*Available data*
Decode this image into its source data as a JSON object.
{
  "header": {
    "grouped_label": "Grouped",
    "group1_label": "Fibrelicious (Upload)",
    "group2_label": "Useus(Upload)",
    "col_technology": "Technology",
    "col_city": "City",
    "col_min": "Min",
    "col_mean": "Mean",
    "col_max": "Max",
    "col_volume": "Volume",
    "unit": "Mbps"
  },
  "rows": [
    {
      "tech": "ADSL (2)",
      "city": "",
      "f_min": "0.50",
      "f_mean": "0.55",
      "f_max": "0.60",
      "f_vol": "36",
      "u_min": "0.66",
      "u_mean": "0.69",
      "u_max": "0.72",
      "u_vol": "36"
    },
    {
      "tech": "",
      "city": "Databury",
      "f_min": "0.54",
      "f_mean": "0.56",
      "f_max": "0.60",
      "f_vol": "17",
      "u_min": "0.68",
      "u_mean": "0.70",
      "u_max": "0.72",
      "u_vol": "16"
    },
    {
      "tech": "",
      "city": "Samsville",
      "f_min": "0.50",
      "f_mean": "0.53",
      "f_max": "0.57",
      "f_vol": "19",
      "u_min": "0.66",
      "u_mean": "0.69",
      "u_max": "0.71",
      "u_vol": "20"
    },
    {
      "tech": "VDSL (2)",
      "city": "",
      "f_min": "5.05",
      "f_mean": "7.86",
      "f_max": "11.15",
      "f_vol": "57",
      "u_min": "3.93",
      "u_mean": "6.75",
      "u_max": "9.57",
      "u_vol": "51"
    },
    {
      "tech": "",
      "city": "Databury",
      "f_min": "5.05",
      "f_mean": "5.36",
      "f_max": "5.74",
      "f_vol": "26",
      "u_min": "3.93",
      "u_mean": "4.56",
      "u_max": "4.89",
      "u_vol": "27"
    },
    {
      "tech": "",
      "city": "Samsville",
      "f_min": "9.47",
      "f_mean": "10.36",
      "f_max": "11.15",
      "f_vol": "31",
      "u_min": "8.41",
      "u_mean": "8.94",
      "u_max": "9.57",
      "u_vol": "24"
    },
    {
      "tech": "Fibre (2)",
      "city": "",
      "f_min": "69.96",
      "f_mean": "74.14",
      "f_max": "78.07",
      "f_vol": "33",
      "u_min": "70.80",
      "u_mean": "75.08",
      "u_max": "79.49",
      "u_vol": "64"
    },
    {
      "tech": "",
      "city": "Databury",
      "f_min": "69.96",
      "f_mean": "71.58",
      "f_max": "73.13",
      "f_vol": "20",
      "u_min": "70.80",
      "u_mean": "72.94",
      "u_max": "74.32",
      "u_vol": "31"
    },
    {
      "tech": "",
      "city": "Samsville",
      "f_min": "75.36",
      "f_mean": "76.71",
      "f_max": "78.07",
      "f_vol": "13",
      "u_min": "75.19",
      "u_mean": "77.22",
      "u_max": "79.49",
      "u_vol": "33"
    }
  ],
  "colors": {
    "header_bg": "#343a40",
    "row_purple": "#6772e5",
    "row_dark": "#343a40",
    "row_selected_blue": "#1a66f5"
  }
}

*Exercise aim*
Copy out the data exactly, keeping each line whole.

*Answer to this problem*
Decode this image into its source data as a JSON object.
{
  "header": {
    "grouped_label": "Grouped",
    "group1_label": "Fibrelicious (Upload)",
    "group2_label": "Useus(Upload)",
    "col_technology": "Technology",
    "col_city": "City",
    "col_min": "Min",
    "col_mean": "Mean",
    "col_max": "Max",
    "col_volume": "Volume",
    "unit": "Mbps"
  },
  "rows": [
    {
      "tech": "ADSL (2)",
      "city": "",
      "f_min": "0.50",
      "f_mean": "0.55",
      "f_max": "0.60",
      "f_vol": "36",
      "u_min": "0.66",
      "u_mean": "0.69",
      "u_max": "0.72",
      "u_vol": "36"
    },
    {
      "tech": "",
      "city": "Databury",
      "f_min": "0.54",
      "f_mean": "0.56",
      "f_max": "0.60",
      "f_vol": "17",
      "u_min": "0.68",
      "u_mean": "0.70",
      "u_max": "0.72",
      "u_vol": "16"
    },
    {
      "tech": "",
      "city": "Samsville",
      "f_min": "0.50",
      "f_mean": "0.53",
      "f_max": "0.57",
      "f_vol": "19",
      "u_min": "0.66",
      "u_mean": "0.69",
      "u_max": "0.71",
      "u_vol": "20"
    },
    {
      "tech": "VDSL (2)",
      "city": "",
      "f_min": "5.05",
      "f_mean": "7.86",
      "f_max": "11.15",
      "f_vol": "57",
      "u_min": "3.93",
      "u_mean": "6.75",
      "u_max": "9.57",
      "u_vol": "51"
    },
    {
      "tech": "",
      "city": "Databury",
      "f_min": "5.05",
      "f_mean": "5.36",
      "f_max": "5.74",
      "f_vol": "26",
      "u_min": "3.93",
      "u_mean": "4.56",
      "u_max": "4.89",
      "u_vol": "27"
    },
    {
      "tech": "",
      "city": "Samsville",
      "f_min": "9.47",
      "f_mean": "10.36",
      "f_max": "11.15",
      "f_vol": "31",
      "u_min": "8.41",
      "u_mean": "8.94",
      "u_max": "9.57",
      "u_vol": "24"
    },
    {
      "tech": "Fibre (2)",
      "city": "",
      "f_min": "69.96",
      "f_mean": "74.14",
      "f_max": "78.07",
      "f_vol": "33",
      "u_min": "70.80",
      "u_mean": "75.08",
      "u_max": "79.49",
      "u_vol": "64"
    },
    {
      "tech": "",
      "city": "Databury",
      "f_min": "69.96",
      "f_mean": "71.58",
      "f_max": "73.13",
      "f_vol": "20",
      "u_min": "70.80",
      "u_mean": "72.94",
      "u_max": "74.32",
      "u_vol": "31"
    },
    {
      "tech": "",
      "city": "Samsville",
      "f_min": "75.36",
      "f_mean": "76.71",
      "f_max": "78.07",
      "f_vol": "13",
      "u_min": "75.19",
      "u_mean": "77.22",
      "u_max": "79.49",
      "u_vol": "33"
    }
  ],
  "colors": {
    "header_bg": "#343a40",
    "row_purple": "#6772e5",
    "row_dark": "#343a40",
    "row_selected_blue": "#1a66f5"
  }
}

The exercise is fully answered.